The total number of New Zealand troops and nurses to serve overseas in 1914–1918, excluding those in British and other Dominion forces, was 103,000, from a population of just over a million. Forty-two percent of men of military age served in the NZEF. 16,697 New Zealanders were killed and 41,317 were wounded during the war — a 58 percent casualty rate. Approximately a further thousand men died within five years of the war's end, as a result of injuries sustained, and 507 died whilst training in New Zealand between 1914 and 1918.
New Zealand had one of the highest casualty and death rate per capita of any country involved in the war. Although Gallipoli is most remembered because of its significance as the first major action of the war involving the deaths of New Zealanders (2,700 dead), the majority of New Zealanders killed were on the Western Front (12,500).
The Nominal Embarkation Rolls
This site endeavours to employ data sourced from the Nominal Embarkation Rolls — a series of documents listing the details of those departing for service overseas — in such a way that it can be used to answer questions about the makeup of New Zealand's contribution to the First World War, and offer researchers a service to help them draw conclusions about the social impact of WWI on New Zealand society.
We provide a number of examples here which show how this data can be queried and the results visualised by researchers.
|Number of deaths per day||Graph summarising the number of deaths per day, indicating where major battles occured.|
|Relationship of personnel to next-of-kin||Pie chart summarising the relationship of the stated next-of-kin to the personnel.|
|Place of death||Pie chart summarising the places of death.|
|Country of death||Pie chart summarising the countries of death.|
|Contribution of region||Pie chart summarising the contributions of various regions of New Zealand.|

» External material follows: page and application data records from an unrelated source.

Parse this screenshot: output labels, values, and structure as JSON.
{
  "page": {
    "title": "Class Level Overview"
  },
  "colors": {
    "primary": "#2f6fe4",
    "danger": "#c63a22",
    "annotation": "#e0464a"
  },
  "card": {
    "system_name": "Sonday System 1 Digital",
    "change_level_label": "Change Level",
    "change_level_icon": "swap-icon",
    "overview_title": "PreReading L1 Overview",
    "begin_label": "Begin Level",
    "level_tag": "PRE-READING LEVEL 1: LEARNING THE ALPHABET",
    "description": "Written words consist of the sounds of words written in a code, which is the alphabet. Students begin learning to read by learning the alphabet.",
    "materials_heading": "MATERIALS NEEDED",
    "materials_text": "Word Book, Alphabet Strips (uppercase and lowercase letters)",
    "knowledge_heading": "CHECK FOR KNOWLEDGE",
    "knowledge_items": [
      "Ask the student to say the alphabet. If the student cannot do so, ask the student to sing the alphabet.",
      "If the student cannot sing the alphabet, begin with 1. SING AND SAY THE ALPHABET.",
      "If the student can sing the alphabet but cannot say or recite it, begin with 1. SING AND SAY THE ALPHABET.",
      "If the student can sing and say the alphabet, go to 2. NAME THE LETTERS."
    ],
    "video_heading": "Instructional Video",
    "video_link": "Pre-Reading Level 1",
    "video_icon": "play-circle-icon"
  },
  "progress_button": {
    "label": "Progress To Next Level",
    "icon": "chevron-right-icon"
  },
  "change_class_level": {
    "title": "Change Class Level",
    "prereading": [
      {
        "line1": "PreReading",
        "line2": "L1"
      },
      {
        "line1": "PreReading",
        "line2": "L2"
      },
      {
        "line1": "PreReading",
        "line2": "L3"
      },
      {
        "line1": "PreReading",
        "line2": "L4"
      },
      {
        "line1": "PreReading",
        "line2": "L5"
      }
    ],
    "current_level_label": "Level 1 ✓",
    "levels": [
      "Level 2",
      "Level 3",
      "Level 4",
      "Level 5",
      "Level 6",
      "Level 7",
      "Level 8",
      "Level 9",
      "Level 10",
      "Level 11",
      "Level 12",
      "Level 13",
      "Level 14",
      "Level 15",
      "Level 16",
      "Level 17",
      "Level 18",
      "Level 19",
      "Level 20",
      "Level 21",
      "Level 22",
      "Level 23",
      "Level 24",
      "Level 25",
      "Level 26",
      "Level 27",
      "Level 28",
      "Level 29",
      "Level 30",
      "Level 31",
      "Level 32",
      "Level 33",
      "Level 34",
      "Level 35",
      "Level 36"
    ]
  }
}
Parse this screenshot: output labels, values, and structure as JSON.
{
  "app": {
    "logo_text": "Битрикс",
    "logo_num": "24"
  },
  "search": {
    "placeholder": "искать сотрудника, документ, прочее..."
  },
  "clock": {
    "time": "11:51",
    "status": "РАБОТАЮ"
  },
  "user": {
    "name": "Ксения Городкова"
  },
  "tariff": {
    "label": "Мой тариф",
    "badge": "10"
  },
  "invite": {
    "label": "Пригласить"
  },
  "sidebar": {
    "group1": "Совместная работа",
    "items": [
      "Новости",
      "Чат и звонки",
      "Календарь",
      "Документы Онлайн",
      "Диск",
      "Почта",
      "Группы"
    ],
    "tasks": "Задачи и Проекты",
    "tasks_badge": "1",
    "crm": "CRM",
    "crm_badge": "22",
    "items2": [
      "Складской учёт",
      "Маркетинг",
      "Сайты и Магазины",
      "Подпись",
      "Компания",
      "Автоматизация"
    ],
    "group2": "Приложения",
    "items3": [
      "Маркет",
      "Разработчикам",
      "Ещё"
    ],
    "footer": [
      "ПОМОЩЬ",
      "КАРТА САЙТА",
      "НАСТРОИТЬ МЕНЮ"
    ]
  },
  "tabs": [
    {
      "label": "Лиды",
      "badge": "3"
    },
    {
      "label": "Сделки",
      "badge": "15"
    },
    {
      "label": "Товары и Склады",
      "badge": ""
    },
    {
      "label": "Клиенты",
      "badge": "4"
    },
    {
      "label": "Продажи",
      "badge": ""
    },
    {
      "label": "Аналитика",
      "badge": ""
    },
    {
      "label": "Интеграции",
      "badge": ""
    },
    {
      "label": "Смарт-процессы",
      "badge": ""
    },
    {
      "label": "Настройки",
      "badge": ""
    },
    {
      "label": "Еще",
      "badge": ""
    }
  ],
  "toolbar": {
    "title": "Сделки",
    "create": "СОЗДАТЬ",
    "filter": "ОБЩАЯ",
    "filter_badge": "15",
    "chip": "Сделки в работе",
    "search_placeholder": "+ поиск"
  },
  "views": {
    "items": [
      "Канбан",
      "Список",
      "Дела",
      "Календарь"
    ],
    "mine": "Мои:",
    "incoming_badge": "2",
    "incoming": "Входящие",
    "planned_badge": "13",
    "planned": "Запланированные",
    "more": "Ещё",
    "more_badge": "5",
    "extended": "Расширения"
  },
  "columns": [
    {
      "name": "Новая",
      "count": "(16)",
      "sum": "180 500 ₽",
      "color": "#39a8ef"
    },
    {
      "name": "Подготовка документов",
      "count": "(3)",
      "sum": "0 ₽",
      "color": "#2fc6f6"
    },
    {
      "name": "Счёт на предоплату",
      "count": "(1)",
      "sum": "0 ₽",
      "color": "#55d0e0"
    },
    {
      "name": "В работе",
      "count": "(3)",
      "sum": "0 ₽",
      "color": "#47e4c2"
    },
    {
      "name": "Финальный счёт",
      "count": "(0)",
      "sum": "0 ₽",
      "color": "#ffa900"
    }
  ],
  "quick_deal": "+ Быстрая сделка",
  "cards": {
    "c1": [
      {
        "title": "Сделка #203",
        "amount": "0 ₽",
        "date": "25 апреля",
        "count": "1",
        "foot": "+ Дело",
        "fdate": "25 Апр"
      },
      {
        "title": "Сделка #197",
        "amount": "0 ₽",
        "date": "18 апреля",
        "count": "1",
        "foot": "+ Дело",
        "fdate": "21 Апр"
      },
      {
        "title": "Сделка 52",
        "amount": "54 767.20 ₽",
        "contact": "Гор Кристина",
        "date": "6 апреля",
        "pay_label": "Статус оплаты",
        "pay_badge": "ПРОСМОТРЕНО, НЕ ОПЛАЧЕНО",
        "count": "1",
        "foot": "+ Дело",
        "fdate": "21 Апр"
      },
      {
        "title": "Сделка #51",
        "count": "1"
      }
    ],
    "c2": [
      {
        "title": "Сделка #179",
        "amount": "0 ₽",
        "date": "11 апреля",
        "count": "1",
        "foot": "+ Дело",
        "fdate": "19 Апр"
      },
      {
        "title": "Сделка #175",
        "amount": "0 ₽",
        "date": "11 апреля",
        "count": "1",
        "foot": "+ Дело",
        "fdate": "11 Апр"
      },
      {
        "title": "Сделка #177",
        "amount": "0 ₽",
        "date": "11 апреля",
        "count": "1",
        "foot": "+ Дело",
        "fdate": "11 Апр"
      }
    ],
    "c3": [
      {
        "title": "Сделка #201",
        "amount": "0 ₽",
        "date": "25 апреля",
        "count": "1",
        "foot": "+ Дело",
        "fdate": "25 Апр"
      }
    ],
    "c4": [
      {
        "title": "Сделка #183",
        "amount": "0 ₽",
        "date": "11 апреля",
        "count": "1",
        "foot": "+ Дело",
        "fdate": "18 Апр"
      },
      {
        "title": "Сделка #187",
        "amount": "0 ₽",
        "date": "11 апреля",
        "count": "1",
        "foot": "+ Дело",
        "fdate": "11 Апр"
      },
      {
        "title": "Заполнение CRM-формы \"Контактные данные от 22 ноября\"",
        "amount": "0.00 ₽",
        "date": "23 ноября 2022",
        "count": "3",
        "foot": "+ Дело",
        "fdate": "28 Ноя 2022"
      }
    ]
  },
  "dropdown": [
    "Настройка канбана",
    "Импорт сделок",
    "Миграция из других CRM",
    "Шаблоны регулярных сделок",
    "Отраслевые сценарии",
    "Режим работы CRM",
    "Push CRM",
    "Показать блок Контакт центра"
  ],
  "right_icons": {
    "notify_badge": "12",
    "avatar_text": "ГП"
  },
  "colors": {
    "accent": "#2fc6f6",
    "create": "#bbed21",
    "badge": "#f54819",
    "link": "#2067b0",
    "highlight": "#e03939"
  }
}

|Strength of unit||Pie chart summarising the strength of the various units.|
|Occupation of personnel||Pie chart summarising the various occupations of the personnel.|